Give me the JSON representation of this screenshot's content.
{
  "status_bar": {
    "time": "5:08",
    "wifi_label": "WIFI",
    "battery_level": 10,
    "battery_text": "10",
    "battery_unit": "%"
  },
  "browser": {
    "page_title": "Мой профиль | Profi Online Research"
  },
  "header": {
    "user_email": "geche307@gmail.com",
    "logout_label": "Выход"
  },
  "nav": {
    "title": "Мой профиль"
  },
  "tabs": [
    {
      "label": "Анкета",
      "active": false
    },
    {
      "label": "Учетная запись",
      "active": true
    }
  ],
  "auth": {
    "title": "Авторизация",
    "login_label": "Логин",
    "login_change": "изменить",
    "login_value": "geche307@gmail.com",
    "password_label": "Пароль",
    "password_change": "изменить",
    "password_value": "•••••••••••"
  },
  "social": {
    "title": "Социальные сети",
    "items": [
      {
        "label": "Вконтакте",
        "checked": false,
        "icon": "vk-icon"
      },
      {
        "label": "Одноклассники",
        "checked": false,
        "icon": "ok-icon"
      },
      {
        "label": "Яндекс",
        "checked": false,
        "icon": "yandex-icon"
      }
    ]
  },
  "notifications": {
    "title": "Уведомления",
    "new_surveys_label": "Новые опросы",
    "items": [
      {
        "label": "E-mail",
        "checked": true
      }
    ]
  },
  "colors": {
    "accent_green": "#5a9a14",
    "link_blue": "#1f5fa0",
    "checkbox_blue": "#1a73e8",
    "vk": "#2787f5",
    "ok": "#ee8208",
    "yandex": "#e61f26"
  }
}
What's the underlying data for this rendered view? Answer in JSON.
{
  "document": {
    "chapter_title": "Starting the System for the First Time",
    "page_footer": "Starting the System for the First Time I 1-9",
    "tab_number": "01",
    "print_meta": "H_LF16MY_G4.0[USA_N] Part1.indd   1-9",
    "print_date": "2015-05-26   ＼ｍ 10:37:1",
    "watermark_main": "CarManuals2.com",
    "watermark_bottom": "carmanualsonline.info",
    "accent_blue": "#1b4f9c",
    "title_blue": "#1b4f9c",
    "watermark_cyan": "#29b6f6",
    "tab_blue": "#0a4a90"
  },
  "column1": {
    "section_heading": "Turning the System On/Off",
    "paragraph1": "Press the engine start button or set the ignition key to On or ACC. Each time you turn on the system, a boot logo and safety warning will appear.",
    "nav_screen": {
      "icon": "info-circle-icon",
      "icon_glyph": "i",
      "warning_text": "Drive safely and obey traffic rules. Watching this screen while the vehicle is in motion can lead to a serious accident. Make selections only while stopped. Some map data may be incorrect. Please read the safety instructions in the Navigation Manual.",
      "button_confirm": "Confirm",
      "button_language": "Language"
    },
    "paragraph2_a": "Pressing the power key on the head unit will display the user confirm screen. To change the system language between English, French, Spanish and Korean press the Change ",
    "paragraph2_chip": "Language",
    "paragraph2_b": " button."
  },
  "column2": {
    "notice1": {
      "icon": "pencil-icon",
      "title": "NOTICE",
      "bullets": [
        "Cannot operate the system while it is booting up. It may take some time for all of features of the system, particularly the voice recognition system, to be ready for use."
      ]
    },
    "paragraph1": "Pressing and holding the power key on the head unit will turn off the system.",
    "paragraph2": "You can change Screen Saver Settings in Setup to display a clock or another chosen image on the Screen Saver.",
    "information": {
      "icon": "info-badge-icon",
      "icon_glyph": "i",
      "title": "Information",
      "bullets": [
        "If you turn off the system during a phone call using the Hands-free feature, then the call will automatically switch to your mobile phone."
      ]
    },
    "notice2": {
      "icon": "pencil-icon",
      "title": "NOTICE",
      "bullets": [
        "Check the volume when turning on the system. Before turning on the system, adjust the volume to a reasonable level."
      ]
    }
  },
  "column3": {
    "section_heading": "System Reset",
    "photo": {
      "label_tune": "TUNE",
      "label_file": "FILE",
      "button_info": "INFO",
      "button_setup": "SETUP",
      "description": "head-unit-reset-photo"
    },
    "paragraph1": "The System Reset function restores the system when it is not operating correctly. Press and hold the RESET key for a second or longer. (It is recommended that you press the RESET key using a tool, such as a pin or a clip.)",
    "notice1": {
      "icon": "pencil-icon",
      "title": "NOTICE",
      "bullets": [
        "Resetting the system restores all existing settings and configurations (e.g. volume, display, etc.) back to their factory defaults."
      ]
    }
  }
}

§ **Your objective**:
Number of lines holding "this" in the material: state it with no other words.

§ **Reply**:
3